“Fecal transplant is not suitable for a substantial proportion of patients, including those who are immunocompromized or who are taking antibiotics for another reason, but it is effective,”Dr. Coia noted. “I think one potential problem will be patient acceptance, but for those who have frequent CDI recurrences, any option may be acceptable.”
Vectors of Transmission
Better therapies are one approach to lowering the morbidity and mortality of CDI, but better strategies for infection control are needed and may depend on better understanding of vectors of transmission. Persistent outbreaks at institutions where stringent infection control practices are already in place emphasize the need to better understand the spread of CDI.

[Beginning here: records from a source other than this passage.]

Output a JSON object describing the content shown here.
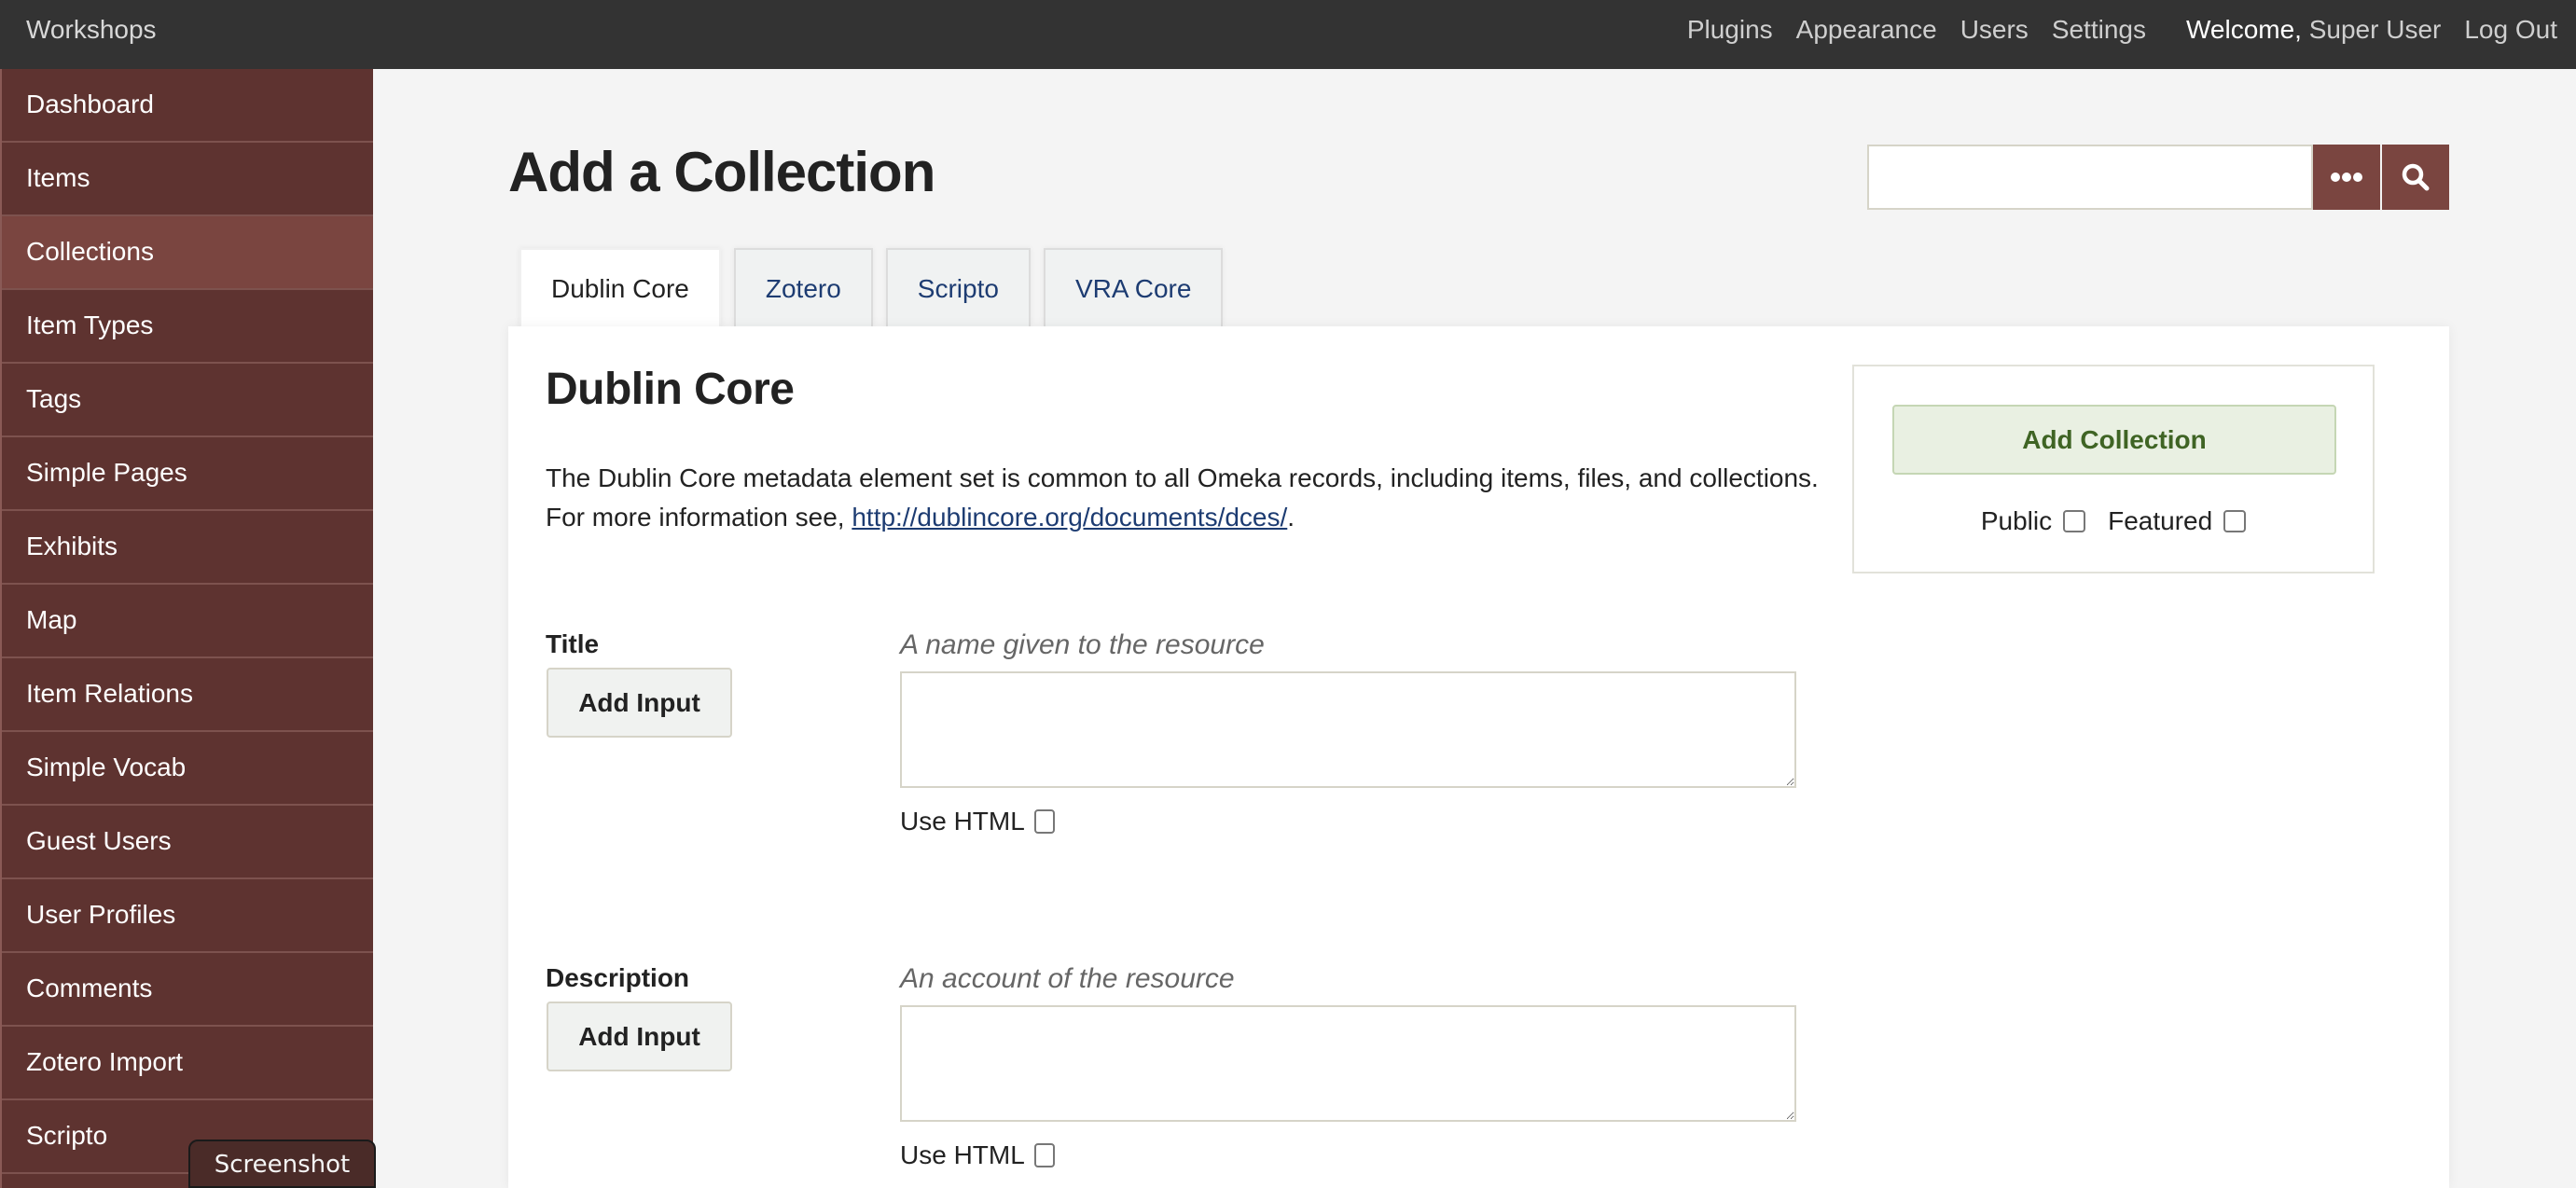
{
  "header": {
    "site_title": "Workshops",
    "nav": [
      "Plugins",
      "Appearance",
      "Users",
      "Settings"
    ],
    "welcome_label": "Welcome,",
    "user_name": "Super User",
    "logout": "Log Out"
  },
  "sidebar": {
    "active": "Collections",
    "items": [
      {
        "label": "Dashboard"
      },
      {
        "label": "Items"
      },
      {
        "label": "Collections"
      },
      {
        "label": "Item Types"
      },
      {
        "label": "Tags"
      },
      {
        "label": "Simple Pages"
      },
      {
        "label": "Exhibits"
      },
      {
        "label": "Map"
      },
      {
        "label": "Item Relations"
      },
      {
        "label": "Simple Vocab"
      },
      {
        "label": "Guest Users"
      },
      {
        "label": "User Profiles"
      },
      {
        "label": "Comments"
      },
      {
        "label": "Zotero Import"
      },
      {
        "label": "Scripto"
      }
    ]
  },
  "page": {
    "title": "Add a Collection"
  },
  "search": {
    "value": "",
    "advanced_icon": "ellipsis-icon",
    "submit_icon": "search-icon"
  },
  "tabs": [
    {
      "label": "Dublin Core",
      "active": true
    },
    {
      "label": "Zotero",
      "active": false
    },
    {
      "label": "Scripto",
      "active": false
    },
    {
      "label": "VRA Core",
      "active": false
    }
  ],
  "section": {
    "heading": "Dublin Core",
    "intro_text": "The Dublin Core metadata element set is common to all Omeka records, including items, files, and collections. For more information see, ",
    "intro_link": "http://dublincore.org/documents/dces/",
    "intro_end": "."
  },
  "save_panel": {
    "button": "Add Collection",
    "public_label": "Public",
    "public_checked": false,
    "featured_label": "Featured",
    "featured_checked": false
  },
  "fields": [
    {
      "label": "Title",
      "hint": "A name given to the resource",
      "add_input": "Add Input",
      "value": "",
      "use_html_label": "Use HTML",
      "use_html": false
    },
    {
      "label": "Description",
      "hint": "An account of the resource",
      "add_input": "Add Input",
      "value": "",
      "use_html_label": "Use HTML",
      "use_html": false
    }
  ],
  "tooltip": {
    "text": "Screenshot"
  },
  "colors": {
    "topbar": "#333333",
    "sidebar": "#5e3330",
    "sidebar_active": "#7a4540",
    "accent": "#7a4540",
    "link": "#1d3c72",
    "save_button_bg": "#e9f0e2",
    "save_button_text": "#3f6424"
  }
}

Of new data at ECCMID regarding transmission, one study suggested that some transmission may emanate from asymptomatic carriers. In a study presented by Dr. Prameet Sheth, Mount Sinai Hospital, Toronto, Ontario, 1549 rectal swabs from 474 admitted patients were cultured for C. difficile. Of these, 50 (10.6%) were found to be positive for CDI on polymerase chain reaction analysis. Of the patients with rectal swabs positive for C. difficile, nearly half were colonized at admission.
Of the 29 samples characterized using Modified Multiple Loci Variable Number Tandem Repeat Analysis, 21 (72%) were found to harbour toxigenic strains of C. difficile. Perhaps more importantly, 15% of those positive for C. difficile appear to have been colonized from an asymptomatic carrier. Providing evidence that at least some nosocomial transmissions originate in asymptomatic patients, Dr. Sheeth indicated that these results, which need further verification, have implications for designing new strategies to strengthen infection control.
The CDI epidemic is not expected to abate soon. Citing evidence that the risk of CDI is greater in diseases associated with aging, including chronic kidney disease, Dr. Louie predicted that “the baby boom bulge will increase the number of cases” despite advances in therapy and more aggressive efforts at infection control. He suggested that these trends increase pressure on institutions to develop protocols which detect cases early, prevent spread and lower recurrence rates.
New therapeutic strategies to reduce the risk of recurrence are considered essential to broad efforts to stem the growing toll in morbidity and mortality of CDI. In an aging population, the incidence of CDI is expected to rise even if efforts to improve early detection and treatment are successful. While recent advances appear likely to influence new treatment guidelines now in development, the identification of effective evidence-based strategies to reduce recurrence appear to provide an immediate opportunity to lessen the toll of this disease.